DBT focuses on teaching for main skills, working with a therapist, a group, or both. The skills, or modules, are mindfulness, interpersonal effectiveness, distress tolerance, and emotional regulation. Two of these skills–mindfulness and distress tolerance–focus on accepting the things you can’t change, while the other two–emotional regulation and interpersonal effectiveness–focus on changing the things you can. The dialectic in Dialectical Behavior Therapy comes from the interplay of the fixed and the fixable.

This approach grew out of the problems of treating borderline personality disorder. It’s a disorder that causes rapid mood swings and emotional outbursts. People with borderline personality disorder often fall prey to black-or-white thinking and their interpersonal relationships tend to be fraught with drama and conflict.
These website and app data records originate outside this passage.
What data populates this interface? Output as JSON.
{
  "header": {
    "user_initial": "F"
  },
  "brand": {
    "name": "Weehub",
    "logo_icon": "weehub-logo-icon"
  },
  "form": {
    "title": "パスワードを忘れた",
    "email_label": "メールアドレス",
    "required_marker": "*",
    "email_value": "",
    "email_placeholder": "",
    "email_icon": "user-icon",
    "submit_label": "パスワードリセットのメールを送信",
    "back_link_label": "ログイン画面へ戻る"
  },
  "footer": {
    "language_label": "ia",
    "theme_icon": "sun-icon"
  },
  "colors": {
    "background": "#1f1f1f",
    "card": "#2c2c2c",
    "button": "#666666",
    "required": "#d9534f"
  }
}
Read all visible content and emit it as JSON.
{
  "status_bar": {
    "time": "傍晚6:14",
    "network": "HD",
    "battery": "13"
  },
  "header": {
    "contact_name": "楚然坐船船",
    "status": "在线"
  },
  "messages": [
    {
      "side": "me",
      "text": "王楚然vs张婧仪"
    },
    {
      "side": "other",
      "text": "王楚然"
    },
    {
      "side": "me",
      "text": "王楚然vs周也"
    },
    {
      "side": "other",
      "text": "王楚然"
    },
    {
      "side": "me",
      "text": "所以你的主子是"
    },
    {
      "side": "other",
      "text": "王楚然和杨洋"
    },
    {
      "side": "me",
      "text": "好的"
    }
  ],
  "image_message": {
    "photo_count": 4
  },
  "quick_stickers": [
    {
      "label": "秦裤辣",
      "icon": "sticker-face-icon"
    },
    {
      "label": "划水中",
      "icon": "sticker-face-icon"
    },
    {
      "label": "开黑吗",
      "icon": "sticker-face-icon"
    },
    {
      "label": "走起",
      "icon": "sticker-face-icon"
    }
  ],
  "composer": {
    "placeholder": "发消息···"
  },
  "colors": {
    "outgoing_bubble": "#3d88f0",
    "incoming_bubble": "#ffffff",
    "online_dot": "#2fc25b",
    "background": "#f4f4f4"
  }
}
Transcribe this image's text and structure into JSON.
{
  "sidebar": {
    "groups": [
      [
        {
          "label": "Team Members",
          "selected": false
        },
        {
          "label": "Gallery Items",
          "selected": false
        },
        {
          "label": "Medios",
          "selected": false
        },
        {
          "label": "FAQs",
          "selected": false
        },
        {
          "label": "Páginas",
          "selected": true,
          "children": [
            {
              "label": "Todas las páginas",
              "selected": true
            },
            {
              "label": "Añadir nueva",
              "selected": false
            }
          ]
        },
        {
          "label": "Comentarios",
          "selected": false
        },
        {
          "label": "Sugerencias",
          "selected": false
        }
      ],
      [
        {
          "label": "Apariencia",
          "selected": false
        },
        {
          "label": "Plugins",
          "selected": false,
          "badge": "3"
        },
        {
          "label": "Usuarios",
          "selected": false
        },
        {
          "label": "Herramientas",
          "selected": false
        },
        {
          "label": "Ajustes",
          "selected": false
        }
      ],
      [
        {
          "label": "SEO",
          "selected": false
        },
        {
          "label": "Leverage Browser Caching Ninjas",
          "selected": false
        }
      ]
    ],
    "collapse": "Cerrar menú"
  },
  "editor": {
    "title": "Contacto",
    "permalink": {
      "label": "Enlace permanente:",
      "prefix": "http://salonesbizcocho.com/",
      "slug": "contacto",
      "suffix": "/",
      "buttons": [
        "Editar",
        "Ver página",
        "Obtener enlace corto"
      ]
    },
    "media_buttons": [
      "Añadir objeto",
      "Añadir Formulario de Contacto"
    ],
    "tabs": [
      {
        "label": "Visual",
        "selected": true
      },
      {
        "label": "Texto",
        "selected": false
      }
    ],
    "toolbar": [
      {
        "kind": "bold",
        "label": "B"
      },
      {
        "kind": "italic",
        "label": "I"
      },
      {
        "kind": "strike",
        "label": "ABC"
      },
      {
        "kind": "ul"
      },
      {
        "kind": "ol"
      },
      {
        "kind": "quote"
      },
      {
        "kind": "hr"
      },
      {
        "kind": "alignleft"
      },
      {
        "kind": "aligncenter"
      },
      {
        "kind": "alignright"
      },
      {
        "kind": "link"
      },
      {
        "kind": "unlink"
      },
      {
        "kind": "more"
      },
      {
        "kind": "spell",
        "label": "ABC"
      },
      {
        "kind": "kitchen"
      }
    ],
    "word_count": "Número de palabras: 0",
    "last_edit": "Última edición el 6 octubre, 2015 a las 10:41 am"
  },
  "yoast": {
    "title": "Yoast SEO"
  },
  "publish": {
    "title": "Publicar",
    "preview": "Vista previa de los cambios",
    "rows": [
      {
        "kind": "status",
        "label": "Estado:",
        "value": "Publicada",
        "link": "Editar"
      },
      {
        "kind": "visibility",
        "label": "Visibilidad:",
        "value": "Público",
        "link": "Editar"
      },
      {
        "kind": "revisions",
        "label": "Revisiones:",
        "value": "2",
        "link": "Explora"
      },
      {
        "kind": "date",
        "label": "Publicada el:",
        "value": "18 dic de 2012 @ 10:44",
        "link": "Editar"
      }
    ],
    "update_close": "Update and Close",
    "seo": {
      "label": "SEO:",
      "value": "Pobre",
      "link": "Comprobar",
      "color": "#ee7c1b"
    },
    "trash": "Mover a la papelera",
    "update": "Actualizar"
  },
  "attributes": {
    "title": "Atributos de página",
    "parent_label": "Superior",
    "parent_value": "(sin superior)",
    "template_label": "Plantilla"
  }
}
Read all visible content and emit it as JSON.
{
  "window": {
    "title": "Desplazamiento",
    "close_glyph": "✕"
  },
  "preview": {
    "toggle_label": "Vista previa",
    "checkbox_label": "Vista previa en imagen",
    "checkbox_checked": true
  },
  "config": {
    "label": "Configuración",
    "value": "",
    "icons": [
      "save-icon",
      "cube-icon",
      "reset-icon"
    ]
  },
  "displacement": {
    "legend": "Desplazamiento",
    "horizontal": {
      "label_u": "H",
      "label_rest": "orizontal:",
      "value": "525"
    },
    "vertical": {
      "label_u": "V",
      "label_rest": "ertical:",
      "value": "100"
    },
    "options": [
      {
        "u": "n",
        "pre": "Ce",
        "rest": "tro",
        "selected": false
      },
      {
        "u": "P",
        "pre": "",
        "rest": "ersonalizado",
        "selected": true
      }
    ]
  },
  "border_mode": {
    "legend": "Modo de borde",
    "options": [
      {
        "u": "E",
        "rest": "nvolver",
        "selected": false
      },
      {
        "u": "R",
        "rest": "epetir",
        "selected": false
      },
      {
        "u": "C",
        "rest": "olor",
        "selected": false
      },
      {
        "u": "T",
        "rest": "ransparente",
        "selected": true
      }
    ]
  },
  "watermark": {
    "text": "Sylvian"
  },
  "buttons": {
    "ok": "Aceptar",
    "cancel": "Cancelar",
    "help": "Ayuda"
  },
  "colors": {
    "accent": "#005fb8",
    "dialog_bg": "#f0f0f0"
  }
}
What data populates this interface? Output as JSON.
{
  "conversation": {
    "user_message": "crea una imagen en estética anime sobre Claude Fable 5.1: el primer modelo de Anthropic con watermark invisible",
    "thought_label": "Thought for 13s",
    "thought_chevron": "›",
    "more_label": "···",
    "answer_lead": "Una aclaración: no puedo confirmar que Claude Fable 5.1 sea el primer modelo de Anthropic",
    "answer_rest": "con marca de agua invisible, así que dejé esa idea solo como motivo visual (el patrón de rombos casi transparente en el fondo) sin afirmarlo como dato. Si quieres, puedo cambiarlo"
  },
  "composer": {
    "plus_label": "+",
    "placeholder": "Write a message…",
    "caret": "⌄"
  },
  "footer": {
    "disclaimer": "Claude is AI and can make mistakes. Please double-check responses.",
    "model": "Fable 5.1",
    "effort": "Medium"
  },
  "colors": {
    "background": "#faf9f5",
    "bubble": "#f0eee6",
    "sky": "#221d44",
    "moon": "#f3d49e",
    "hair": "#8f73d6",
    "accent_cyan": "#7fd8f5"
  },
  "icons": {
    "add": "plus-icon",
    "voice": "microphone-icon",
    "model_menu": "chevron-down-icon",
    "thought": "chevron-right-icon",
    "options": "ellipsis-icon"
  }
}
This is why interpersonal effectiveness is one of the core modules. You can’t, however, rely only on interpersonal skills without also learning some emotional control. This is why the core skills are mutually reinforcing.

It’s easy to see how this framework can be effective for treating addiction. Each of these core skills is important in recovery. Addiction often begins with an inability to cope with distress, whether it’s physical or emotional. Once the pattern of using to escape distress is established, it becomes habitual. It’s crucial in recovery to become mindful of your patterns, learn to regulate your emotions when you can, and tolerate discomfort when you can’t regulate it.

Interpersonal effectiveness is important for addiction too. A lot of our stress–perhaps most of it–comes from interacting with other people and that stress is multiplied if we interact unskillfully. That is, we can create a lot of stress for ourselves by not communicating effectively with others. Sometimes interpersonal stress is from ordinary friction that could be easily avoided, but sometimes it’s direct pressure from friends or loved ones. Having unsupportive friends or family make recovery difficult and improving your interpersonal effectiveness can help you manage that pressure.

DBT can be used to treat addiction directly, or it can be used to treat issues driving the addiction–depression, anxiety, PTSD, bipolar disorder, or, for that matter, borderline personality disorder, which was what it was originally developed for.

If you or someone you love is struggling with addiction, Gardens Wellness Center can help you detox safely and decide on a treatment strategy. Call us today at 844-828-1050 or email us at to learn more.